_Task:_ How many lines in the entries below contain the word "label"? Answer with the number and nothing else.

_Available data:_
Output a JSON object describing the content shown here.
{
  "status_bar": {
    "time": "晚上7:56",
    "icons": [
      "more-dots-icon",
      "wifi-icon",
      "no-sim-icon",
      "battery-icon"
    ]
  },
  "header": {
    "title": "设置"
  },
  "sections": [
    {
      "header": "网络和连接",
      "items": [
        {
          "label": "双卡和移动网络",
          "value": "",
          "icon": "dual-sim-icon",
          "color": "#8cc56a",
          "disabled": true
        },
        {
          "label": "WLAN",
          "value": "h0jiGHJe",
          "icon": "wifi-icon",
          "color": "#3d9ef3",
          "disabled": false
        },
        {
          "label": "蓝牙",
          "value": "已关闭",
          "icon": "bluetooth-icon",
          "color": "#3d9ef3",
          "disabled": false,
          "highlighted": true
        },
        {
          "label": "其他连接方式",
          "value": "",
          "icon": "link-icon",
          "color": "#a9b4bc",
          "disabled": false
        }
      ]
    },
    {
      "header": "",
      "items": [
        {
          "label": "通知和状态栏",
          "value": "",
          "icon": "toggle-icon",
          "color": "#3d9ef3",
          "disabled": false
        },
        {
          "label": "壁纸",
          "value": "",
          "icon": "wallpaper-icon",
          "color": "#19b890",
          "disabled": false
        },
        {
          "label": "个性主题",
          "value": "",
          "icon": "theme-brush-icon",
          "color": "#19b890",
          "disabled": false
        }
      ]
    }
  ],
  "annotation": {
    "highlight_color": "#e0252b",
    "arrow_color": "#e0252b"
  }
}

_Output of the exercise:_ 7